MATERIAL TO PROCESS
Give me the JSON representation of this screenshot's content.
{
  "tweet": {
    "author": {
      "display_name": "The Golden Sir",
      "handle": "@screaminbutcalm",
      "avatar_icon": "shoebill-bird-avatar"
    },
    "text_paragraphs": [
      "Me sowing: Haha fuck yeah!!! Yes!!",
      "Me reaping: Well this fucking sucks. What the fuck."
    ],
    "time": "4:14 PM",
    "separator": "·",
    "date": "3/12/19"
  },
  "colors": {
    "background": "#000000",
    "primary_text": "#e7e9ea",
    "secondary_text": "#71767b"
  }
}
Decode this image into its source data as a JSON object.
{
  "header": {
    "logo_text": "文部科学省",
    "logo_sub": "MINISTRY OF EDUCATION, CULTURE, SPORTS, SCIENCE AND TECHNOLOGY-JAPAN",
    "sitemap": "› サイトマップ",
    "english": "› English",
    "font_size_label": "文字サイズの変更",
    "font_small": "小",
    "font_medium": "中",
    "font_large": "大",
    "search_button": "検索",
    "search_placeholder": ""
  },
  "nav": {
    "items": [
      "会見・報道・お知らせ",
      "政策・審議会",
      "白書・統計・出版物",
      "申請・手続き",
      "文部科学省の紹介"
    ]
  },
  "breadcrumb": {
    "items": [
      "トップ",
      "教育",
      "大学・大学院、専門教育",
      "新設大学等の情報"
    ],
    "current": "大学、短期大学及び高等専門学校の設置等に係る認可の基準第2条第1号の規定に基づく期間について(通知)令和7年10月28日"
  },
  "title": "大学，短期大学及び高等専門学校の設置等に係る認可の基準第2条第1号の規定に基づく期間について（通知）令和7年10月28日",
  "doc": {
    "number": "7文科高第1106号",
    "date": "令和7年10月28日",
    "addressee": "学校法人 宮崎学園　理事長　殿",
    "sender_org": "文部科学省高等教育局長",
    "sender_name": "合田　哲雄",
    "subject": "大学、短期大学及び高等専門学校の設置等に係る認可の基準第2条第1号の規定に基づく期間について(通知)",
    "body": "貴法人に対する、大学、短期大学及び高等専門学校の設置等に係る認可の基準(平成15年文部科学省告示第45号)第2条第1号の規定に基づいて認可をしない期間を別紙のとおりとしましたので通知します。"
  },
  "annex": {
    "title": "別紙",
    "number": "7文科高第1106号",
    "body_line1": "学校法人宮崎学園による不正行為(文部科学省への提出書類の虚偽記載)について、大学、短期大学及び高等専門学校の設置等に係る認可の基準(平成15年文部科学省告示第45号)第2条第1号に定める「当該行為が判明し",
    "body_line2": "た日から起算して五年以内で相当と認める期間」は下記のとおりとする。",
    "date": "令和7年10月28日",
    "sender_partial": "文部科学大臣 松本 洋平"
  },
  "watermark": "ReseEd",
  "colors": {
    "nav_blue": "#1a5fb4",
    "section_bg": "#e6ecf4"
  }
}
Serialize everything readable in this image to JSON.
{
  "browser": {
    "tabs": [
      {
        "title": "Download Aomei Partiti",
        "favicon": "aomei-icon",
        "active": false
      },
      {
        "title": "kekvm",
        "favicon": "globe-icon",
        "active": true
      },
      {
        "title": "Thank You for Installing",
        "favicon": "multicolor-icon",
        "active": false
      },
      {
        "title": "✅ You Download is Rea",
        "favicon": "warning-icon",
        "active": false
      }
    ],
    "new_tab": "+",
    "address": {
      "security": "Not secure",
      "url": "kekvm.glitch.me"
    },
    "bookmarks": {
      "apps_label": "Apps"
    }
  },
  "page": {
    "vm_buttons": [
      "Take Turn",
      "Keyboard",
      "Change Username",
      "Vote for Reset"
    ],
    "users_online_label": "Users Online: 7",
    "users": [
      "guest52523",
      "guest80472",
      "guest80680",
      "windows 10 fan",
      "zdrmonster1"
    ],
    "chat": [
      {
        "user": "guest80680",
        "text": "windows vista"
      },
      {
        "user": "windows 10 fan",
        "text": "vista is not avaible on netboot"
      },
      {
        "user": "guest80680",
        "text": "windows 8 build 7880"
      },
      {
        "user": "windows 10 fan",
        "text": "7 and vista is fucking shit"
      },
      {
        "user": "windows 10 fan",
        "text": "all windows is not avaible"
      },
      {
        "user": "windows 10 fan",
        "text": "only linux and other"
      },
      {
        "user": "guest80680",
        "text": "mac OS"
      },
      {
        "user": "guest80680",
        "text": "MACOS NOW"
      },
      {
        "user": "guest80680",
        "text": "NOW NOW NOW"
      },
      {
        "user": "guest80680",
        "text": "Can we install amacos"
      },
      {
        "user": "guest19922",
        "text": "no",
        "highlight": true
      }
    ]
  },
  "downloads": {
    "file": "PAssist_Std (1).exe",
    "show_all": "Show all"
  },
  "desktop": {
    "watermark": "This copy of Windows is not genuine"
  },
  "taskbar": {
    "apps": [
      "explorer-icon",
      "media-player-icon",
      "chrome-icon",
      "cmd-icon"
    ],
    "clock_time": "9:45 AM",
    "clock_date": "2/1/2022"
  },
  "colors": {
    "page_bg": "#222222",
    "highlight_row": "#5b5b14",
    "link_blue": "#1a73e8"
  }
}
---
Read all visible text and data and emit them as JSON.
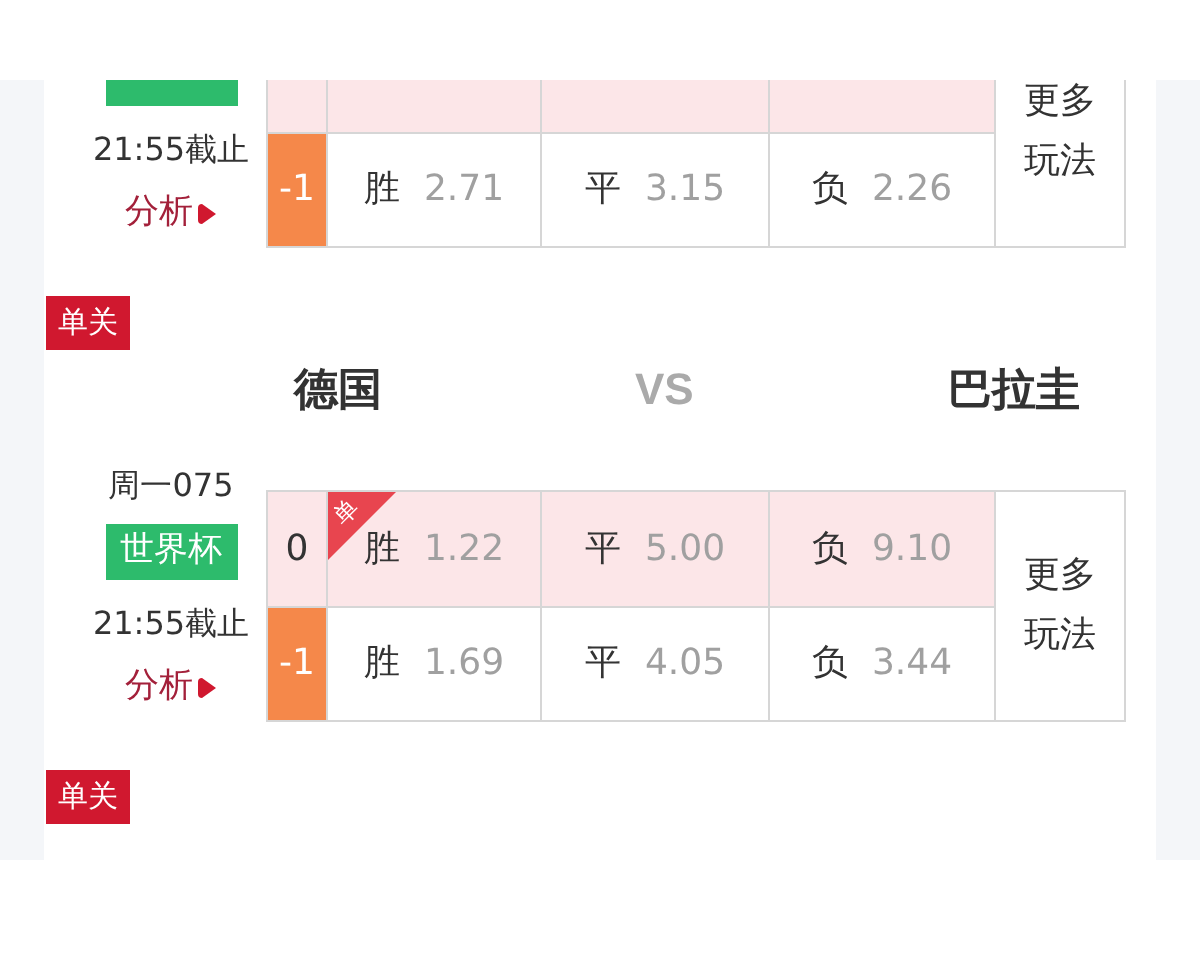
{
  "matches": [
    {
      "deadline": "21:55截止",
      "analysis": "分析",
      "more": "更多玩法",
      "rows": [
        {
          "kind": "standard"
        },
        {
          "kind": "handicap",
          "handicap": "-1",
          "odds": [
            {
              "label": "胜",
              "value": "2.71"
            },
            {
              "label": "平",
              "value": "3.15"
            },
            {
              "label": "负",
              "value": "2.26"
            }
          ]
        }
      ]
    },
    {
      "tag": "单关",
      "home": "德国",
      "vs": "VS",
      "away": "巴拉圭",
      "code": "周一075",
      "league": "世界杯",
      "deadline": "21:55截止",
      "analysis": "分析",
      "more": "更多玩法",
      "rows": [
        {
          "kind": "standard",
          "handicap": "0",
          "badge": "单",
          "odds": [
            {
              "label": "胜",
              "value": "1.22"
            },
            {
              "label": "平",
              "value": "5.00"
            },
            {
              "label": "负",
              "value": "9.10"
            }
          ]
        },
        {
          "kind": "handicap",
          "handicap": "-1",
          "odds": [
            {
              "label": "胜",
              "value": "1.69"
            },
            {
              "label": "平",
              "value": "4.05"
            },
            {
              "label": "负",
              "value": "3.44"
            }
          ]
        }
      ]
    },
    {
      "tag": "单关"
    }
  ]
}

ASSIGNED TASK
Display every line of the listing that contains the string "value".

TASK ANSWER
              "value": "2.71"
              "value": "3.15"
              "value": "2.26"
              "value": "1.22"
              "value": "5.00"
              "value": "9.10"
              "value": "1.69"
              "value": "4.05"
              "value": "3.44"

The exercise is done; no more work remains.